Monday, 21 October 2013


180 degree rule

Busted Year 3000
In film making, the 180-degree rule is a basic guideline regarding the on-screen spatial relationship between a character and another character or object within a scene. An imaginary line called the axisconnects the characters, and by keeping the camera on one side of this axis for every shot in the scene, the first character is always frame right of the second character, who is then always frame left of the first. The camera passing over the axis is called jumping the line or crossing the line; breaking the 180-degree rule by shooting on all sides is known as shooting in the round.

The 180 degree rule is where there is a camera that only turns 180 degrees. This camera can only see what is in front of the camera. Whatever is behinds cannot be seen, this can be useful due to the camera crew sound crew and other roles are behind the camera. these can all do their jobs normally close to the where the scene is being based and not worry about getting in the way of the camera. the camera moves and can only see what is in front from a 180 degree angle.

Rule Of Thirds

In the rule of thirds, photos are divided into thirds with two imaginary lines vertically and two lines horizontally making three columns, three rows, and nine sections in the images. Important compositional elements and leading lines are placed on or near the imaginary lines and where the lines intersect.

However there is another method, 'rule of thirds' this is very good and useful for getting two different faces on one screen. one of the actors face is on one side on the screen, they pull the facial expression as if the person they are talking to is next to them, however on another camera the face of the other person is on the opposite side of the screen and they do the same expression.

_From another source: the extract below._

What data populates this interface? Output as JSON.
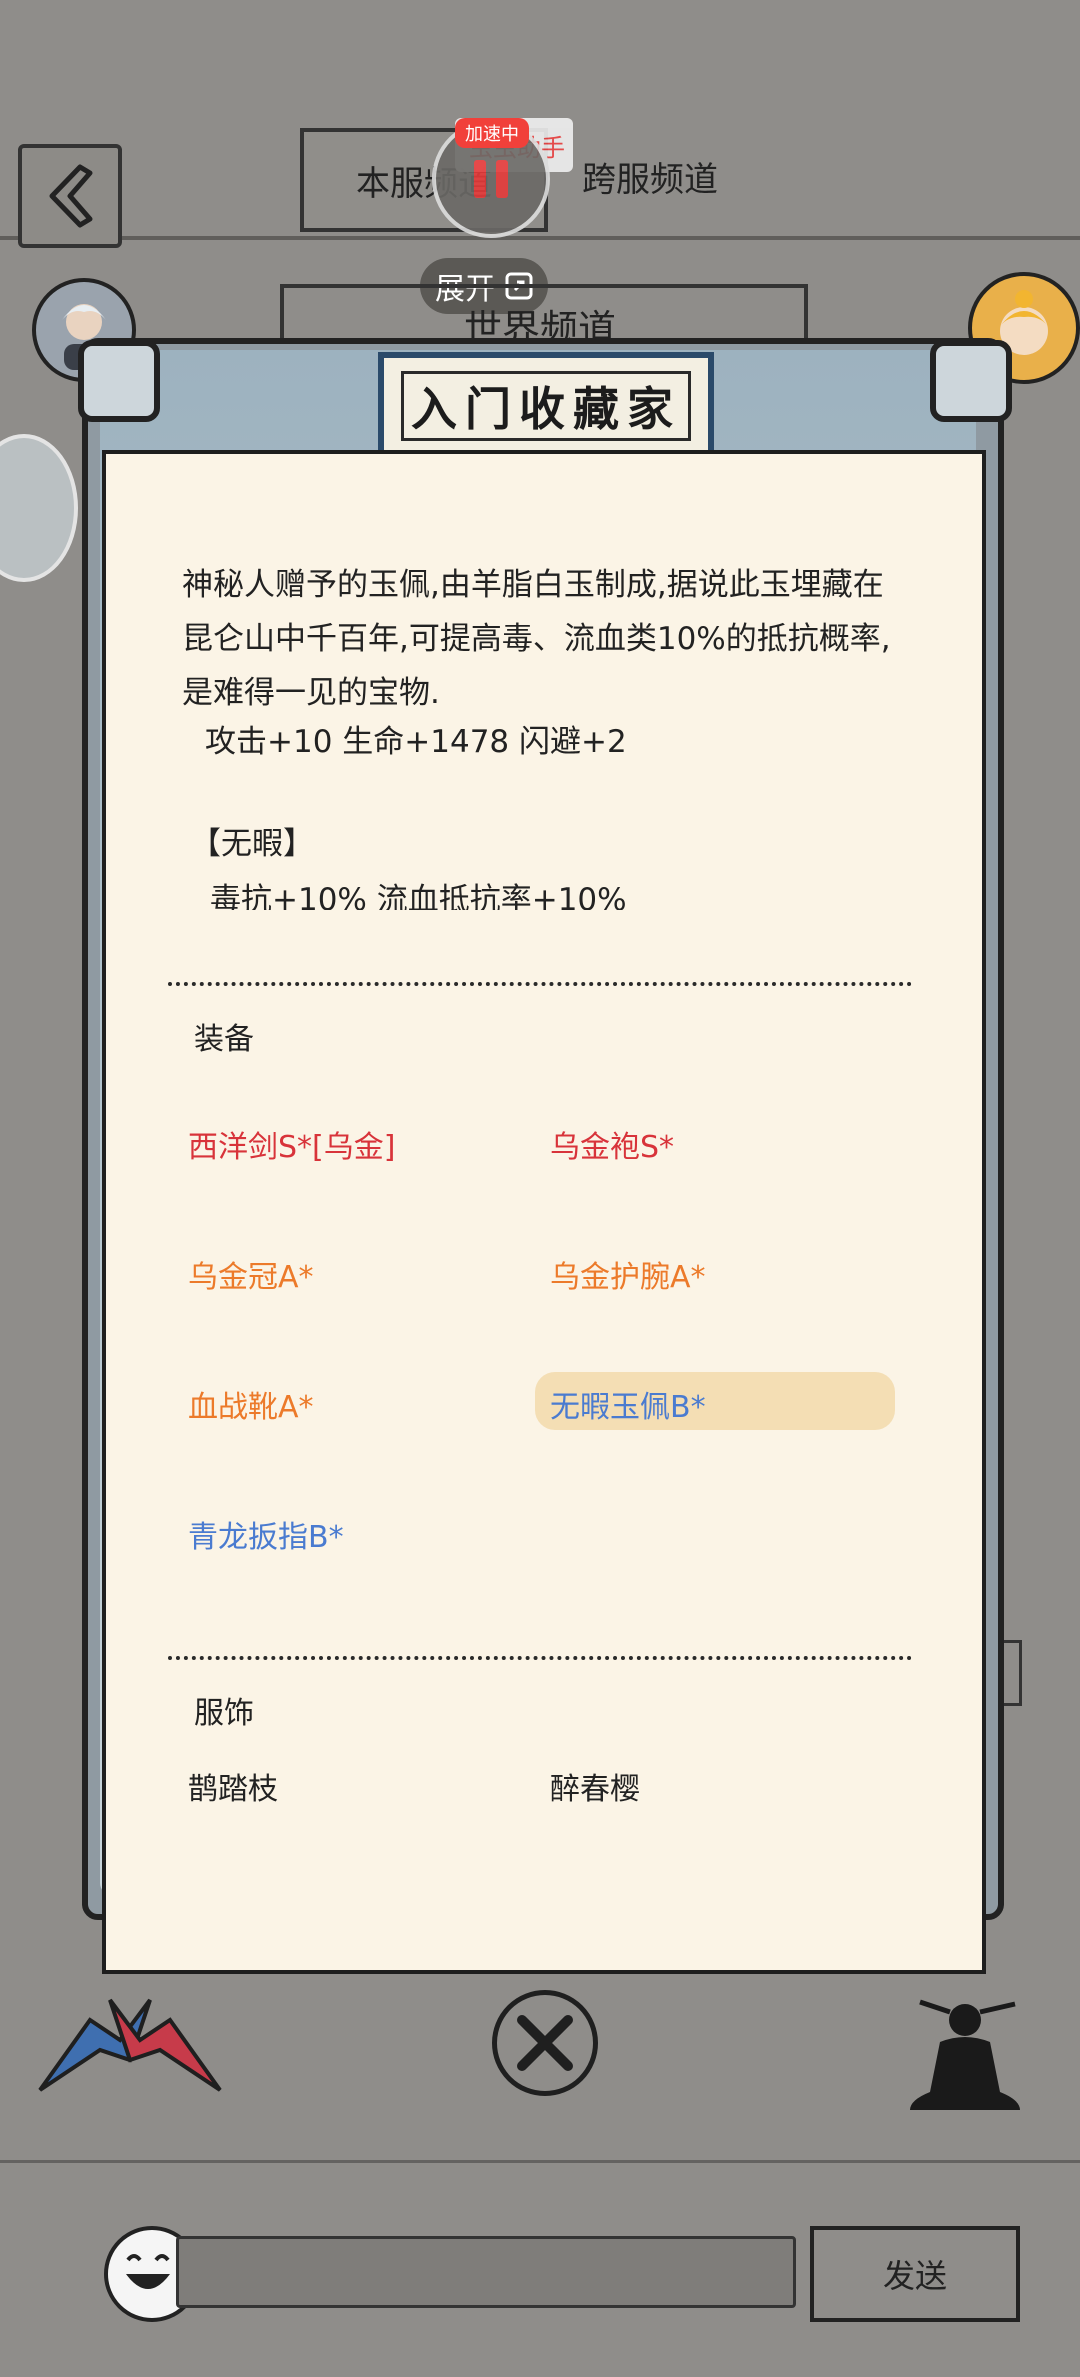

1 comment:

  1. Your explanation of these rules aren't quite accurate Tom. Your chosen images do relate to the rules however. NYA,